ACTION ITEM » Report how many lines in the records below contain the word "expire". Nothing else belongs in the answer.

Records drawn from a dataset
[Start of section]
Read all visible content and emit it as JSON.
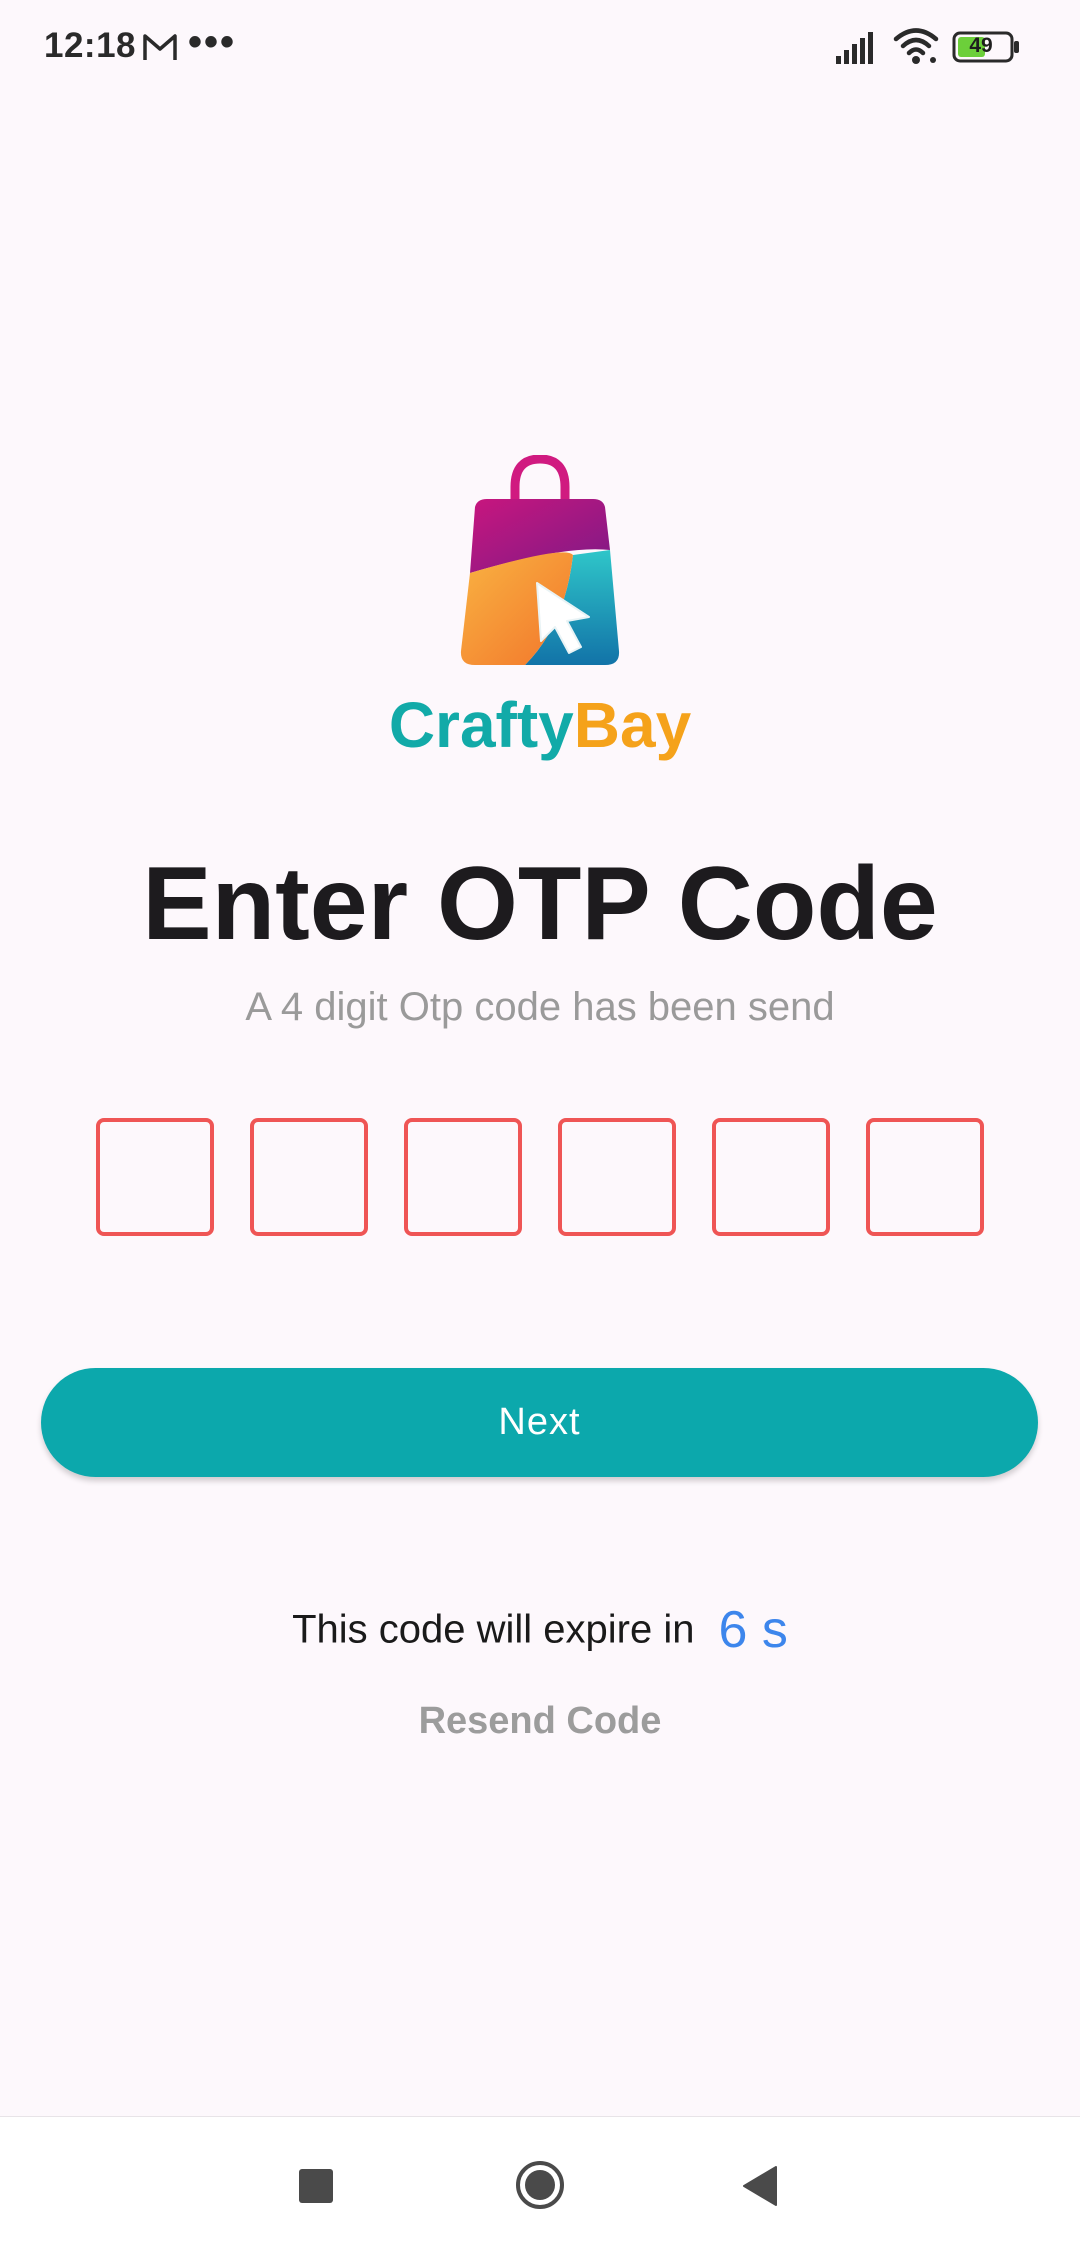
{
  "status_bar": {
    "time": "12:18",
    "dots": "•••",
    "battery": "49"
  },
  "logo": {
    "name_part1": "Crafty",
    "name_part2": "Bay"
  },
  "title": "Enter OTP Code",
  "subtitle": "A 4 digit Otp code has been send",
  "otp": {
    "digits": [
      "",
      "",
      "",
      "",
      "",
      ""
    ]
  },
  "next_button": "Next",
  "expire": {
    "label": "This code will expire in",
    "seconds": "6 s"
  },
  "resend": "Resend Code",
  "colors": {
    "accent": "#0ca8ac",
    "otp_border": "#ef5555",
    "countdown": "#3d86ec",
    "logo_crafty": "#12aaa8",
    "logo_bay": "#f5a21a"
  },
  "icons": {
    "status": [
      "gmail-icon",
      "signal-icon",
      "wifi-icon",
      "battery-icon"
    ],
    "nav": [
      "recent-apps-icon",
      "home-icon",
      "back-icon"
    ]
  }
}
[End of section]
SOLUTION TO THIS PROBLEM » 2